The elected commissioners would be tasked with deciding the tax levy rate. The maximum amount allowed by law is 75 cents per $1,000 of assessed property value.

“You need to know exactly what the candidates stand for and who you’re willing to support,” Lange said. “We believe that it is entirely possible to achieve the goal for substantially less than 75 cents. But it’s up to the commissioners to determine that.”

This first meeting was held to provide a place for community members to ask questions, make comments and get answers about the proposed district and the position of the COHC. It was attended by representatives from both UW Medicine – Orcas Island Clinic and Orcas Family Health Center.
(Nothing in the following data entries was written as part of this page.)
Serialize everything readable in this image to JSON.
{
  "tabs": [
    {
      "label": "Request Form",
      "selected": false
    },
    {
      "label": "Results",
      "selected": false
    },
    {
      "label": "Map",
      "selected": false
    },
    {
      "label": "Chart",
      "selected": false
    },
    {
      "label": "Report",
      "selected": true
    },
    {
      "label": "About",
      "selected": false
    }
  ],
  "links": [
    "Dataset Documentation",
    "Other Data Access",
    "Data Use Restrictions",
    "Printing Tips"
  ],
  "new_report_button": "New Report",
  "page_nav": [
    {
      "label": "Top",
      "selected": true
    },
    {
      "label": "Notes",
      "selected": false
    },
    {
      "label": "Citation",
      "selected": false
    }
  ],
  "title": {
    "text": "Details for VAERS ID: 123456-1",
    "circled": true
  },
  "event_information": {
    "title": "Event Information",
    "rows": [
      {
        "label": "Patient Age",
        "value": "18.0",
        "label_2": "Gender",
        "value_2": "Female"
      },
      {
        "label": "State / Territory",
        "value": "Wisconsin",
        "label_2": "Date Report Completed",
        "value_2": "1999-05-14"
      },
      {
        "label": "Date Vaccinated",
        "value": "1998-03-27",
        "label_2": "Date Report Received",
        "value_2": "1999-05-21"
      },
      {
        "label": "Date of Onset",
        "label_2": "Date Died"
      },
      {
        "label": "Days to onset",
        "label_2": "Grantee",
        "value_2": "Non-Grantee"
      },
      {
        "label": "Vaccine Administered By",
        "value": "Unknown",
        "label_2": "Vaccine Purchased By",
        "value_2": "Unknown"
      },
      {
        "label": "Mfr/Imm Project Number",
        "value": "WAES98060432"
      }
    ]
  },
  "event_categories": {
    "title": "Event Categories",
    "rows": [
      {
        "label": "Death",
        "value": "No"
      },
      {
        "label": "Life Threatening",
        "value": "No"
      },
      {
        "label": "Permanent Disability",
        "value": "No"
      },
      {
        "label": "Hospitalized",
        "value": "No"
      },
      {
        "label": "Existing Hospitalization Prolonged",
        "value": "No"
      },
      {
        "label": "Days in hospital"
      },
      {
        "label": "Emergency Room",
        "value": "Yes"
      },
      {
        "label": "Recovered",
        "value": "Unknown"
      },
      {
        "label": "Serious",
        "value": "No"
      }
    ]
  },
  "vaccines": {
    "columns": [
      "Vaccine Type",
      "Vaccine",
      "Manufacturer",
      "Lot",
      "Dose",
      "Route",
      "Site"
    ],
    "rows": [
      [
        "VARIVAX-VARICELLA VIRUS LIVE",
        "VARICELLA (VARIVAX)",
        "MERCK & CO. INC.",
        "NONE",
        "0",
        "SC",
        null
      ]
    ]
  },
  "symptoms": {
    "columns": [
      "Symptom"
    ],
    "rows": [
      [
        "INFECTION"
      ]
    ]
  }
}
“We support the tax district,” said Aaimee Johnson, office manager of OFHC. “We get about $23 for a Medicaid patient … It costs us $105 to see one individual. Thirty percent of our patients are Medicaid and 50 percent are Medicare. We get $60 from Medicare for our patients, so we lose $130 for each patient on average.”

Several times throughout the meeting it was mentioned that there was some misunderstanding that the public hospital district would only benefit UW Medicine. Lange made it resoundingly clear that any existing clinic that offered primary, urgent and after-hours care would be eligible to request funds from the hospital district.

The coalition will host a second informational meeting from 5:30–7 p.m. on Monday, Dec. 18 at the American Legion. On Wednesday, Jan. 24 from 5:30-7 p.m. at the Eastsound fire station, the coalition will host a town hall titled, “Public Hospital Districts: How Do They Work?.” Finally, on Wednesday, March 13, there will be a chance for the public to meet the candidates for the hospital district commission from 5:30–7 p.m. at the Eastsound fire station. For more information about the PHD and town halls, visit https://www.coalitionfororcashealthcare.com/.

“We’ve been so lucky here – incredibly lucky that generous donors have ponied up hundreds of thousands of dollars a year to support our primary and urgent care,” Lange said. “It’s not reliable. They die, they leave. Other people come in and don’t necessarily have that one as a priority. We have to decide as a community: do we want a sustainable, predictable revenue source to guarantee that all the members of this community and all the practices are supported? That’s what we stand for.”